Prompt =>
In the material below, some lines may hold the word "this"; state how many do, giving only the number.

====

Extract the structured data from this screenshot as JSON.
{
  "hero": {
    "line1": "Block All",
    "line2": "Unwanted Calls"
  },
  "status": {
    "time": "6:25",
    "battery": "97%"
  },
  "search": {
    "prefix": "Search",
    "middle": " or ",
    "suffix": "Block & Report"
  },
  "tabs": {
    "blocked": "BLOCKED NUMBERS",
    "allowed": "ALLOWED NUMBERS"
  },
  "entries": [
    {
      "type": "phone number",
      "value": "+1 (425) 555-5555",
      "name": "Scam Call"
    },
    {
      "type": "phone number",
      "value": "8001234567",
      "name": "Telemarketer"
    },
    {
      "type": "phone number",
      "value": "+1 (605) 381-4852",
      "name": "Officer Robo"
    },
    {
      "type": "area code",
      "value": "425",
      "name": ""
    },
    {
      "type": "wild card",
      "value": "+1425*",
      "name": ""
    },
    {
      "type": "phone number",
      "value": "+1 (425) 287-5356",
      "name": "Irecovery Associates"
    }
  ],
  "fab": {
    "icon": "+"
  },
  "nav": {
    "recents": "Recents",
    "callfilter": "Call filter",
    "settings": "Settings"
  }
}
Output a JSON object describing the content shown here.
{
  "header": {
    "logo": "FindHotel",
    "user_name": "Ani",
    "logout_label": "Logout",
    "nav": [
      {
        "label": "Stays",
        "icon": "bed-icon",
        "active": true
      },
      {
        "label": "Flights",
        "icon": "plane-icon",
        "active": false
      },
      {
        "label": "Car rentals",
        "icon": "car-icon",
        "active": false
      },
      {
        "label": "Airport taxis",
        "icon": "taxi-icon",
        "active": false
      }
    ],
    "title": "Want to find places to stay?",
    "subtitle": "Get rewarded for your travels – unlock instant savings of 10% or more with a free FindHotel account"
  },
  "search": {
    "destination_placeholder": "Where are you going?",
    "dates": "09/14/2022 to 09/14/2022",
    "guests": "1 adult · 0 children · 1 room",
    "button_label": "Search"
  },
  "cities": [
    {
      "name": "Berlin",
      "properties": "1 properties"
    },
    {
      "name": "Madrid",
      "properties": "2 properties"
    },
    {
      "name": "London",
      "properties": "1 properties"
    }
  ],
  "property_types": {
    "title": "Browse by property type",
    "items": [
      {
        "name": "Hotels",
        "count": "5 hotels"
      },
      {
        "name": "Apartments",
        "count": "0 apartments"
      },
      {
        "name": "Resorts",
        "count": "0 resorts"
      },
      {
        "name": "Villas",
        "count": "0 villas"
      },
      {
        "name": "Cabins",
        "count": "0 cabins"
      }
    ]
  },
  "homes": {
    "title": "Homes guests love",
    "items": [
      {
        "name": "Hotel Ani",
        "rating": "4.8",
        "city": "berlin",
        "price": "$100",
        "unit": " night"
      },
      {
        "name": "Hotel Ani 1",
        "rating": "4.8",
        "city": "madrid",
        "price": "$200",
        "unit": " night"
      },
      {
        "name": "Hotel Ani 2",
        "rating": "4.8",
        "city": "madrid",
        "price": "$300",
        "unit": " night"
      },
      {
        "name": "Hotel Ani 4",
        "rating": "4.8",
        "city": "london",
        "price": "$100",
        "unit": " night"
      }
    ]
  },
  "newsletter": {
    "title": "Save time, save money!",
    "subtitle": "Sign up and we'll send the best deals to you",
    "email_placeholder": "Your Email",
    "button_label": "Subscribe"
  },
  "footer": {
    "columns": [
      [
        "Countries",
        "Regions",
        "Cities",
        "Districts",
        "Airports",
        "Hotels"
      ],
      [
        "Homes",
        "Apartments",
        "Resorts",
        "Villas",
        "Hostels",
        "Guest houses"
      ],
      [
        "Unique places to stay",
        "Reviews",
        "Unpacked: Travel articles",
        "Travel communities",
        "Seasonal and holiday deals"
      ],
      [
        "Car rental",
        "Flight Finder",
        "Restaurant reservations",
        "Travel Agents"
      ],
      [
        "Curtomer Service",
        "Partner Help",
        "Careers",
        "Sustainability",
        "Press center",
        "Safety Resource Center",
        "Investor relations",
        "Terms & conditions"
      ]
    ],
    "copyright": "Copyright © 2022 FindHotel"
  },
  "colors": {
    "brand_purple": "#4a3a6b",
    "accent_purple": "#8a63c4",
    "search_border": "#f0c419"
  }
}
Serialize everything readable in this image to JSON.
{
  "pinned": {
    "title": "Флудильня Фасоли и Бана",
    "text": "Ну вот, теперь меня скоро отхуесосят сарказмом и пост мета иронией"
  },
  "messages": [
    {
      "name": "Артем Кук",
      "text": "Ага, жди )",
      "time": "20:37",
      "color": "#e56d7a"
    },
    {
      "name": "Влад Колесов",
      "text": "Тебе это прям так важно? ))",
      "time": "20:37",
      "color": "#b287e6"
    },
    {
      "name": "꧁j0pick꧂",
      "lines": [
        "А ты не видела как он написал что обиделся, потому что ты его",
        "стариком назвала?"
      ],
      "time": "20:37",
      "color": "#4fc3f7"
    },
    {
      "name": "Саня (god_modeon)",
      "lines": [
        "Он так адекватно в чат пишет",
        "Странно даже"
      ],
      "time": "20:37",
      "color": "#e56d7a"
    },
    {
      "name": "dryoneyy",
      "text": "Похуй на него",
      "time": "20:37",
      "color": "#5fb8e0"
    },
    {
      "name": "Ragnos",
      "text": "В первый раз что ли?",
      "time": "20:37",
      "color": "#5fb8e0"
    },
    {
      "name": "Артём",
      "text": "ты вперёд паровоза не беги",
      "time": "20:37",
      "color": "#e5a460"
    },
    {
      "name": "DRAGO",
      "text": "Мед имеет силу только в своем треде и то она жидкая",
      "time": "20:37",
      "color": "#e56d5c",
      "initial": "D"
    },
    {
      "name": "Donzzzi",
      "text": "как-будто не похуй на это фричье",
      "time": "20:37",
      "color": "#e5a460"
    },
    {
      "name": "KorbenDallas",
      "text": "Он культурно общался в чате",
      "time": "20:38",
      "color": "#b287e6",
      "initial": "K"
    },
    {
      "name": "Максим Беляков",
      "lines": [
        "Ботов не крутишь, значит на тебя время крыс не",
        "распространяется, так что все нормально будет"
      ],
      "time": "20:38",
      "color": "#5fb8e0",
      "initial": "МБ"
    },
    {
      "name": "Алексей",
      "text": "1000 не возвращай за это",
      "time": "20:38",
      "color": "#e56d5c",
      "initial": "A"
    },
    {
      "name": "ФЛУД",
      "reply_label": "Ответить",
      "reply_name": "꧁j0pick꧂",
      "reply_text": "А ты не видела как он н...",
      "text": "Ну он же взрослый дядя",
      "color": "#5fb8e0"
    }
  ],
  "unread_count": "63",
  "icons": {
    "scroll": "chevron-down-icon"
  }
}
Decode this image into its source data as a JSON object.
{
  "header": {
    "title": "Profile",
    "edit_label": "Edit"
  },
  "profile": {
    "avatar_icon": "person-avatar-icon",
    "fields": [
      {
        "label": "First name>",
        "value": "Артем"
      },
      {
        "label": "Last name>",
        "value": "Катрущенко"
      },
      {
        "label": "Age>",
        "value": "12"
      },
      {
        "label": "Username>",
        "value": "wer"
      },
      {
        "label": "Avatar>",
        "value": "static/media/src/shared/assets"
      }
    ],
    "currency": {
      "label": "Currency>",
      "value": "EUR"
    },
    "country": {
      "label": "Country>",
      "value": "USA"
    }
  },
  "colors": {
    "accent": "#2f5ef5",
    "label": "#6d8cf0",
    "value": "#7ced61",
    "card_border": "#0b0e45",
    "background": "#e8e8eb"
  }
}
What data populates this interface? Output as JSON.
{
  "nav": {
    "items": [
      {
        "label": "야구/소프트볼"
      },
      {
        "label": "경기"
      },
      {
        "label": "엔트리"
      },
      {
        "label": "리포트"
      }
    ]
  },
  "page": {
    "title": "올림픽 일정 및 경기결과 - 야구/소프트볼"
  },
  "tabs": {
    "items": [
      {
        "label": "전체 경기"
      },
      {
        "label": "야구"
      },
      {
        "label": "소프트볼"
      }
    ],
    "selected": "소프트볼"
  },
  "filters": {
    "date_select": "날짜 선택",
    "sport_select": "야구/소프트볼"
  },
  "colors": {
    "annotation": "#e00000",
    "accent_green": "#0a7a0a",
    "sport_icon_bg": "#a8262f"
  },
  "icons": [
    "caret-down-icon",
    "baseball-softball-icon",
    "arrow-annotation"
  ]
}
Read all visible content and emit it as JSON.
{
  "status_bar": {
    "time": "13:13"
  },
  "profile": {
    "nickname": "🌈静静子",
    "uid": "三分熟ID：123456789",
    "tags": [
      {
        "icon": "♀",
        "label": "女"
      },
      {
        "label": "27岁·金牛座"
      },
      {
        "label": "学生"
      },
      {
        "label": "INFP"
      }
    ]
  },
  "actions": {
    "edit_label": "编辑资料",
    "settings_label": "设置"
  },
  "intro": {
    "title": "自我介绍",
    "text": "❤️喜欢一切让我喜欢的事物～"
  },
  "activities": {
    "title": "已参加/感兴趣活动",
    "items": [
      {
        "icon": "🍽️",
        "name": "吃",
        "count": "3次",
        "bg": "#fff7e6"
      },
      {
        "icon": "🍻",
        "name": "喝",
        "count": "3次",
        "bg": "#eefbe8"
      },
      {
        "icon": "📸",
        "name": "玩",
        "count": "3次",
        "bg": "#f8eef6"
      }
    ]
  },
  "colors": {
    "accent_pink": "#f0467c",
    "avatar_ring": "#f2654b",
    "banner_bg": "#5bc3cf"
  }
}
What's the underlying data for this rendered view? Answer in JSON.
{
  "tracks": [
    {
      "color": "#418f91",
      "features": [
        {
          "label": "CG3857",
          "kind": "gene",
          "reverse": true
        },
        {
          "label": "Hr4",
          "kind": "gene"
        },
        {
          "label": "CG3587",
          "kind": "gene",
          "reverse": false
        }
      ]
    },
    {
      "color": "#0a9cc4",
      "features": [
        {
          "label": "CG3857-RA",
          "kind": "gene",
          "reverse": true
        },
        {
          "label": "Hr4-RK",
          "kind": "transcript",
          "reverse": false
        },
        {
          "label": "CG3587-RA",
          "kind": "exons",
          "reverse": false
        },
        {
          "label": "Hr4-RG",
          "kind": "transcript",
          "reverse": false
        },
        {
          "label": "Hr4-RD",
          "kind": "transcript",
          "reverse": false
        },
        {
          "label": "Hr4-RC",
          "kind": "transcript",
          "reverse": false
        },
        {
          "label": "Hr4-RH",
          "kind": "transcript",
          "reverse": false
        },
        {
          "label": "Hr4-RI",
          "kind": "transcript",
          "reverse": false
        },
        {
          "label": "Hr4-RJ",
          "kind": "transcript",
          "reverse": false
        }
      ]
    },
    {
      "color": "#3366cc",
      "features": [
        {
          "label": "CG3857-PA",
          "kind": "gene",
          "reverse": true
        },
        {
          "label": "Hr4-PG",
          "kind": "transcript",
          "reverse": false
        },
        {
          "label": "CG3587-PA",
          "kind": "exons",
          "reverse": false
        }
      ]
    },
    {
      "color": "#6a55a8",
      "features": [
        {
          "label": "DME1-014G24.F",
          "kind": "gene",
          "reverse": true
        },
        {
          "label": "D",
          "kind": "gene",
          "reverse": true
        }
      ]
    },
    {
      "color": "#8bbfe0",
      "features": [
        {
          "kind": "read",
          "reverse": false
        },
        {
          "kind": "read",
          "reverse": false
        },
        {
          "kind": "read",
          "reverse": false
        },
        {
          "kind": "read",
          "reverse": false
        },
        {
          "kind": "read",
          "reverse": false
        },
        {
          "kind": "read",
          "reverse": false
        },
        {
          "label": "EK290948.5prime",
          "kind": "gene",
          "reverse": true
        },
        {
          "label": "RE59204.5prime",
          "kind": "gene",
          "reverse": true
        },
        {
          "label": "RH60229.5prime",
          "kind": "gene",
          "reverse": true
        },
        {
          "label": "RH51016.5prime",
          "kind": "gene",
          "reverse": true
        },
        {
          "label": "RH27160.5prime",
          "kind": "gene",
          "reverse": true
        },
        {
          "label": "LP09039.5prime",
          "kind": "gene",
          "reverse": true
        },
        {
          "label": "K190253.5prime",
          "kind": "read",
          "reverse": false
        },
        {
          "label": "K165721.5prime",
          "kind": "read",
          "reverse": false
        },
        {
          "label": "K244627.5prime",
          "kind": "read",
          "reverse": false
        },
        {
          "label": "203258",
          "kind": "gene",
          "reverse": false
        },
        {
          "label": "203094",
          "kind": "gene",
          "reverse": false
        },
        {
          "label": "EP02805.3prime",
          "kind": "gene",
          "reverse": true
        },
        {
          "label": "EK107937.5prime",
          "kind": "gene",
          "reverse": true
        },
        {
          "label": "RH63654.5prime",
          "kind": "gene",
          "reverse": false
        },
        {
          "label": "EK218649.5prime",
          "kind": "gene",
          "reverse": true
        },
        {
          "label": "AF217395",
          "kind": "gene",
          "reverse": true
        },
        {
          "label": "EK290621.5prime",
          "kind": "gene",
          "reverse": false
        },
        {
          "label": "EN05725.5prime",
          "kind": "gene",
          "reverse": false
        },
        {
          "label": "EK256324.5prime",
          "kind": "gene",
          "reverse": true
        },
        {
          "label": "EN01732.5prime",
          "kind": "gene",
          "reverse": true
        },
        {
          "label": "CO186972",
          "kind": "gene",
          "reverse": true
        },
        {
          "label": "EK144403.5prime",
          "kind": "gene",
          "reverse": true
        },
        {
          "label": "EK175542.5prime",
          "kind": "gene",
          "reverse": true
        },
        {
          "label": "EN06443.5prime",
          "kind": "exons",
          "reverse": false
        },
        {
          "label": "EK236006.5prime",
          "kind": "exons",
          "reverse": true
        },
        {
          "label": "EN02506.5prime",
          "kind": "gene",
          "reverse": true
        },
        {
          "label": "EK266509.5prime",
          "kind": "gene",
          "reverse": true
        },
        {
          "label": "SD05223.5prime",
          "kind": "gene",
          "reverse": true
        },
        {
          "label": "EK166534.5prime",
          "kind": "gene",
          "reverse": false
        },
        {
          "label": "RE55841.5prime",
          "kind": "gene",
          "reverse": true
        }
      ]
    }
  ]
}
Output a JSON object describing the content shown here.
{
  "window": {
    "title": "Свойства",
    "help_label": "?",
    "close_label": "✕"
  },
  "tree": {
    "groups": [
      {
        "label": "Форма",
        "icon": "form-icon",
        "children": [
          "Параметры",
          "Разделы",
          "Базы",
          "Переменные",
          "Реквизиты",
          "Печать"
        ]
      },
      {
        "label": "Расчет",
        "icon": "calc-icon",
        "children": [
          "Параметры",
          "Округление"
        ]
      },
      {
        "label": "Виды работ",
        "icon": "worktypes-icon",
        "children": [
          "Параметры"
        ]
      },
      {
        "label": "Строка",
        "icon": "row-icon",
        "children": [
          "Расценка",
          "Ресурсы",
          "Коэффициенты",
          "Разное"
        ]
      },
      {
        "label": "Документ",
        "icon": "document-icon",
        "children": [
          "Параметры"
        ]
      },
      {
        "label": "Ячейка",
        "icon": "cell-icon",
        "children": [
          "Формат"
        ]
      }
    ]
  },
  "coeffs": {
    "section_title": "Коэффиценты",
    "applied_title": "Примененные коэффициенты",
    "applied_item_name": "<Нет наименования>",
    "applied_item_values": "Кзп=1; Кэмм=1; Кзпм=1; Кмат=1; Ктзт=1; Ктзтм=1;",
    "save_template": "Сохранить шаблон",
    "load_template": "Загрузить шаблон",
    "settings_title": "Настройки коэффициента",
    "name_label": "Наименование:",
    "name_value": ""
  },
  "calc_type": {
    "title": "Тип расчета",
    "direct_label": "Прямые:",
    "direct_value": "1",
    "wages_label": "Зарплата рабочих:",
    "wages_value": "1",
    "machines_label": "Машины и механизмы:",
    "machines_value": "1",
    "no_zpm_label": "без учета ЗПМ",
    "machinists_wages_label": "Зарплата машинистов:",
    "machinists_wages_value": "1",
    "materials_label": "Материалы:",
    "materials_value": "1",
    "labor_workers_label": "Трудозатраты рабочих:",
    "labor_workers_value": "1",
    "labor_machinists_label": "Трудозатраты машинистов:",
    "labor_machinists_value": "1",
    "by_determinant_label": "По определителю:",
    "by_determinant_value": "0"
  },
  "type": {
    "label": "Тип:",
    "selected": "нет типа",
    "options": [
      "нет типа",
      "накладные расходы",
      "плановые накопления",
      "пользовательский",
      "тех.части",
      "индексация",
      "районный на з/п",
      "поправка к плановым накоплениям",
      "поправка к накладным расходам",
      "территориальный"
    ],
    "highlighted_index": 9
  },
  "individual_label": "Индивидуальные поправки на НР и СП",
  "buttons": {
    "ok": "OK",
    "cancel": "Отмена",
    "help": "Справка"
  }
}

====

Written reply =>
5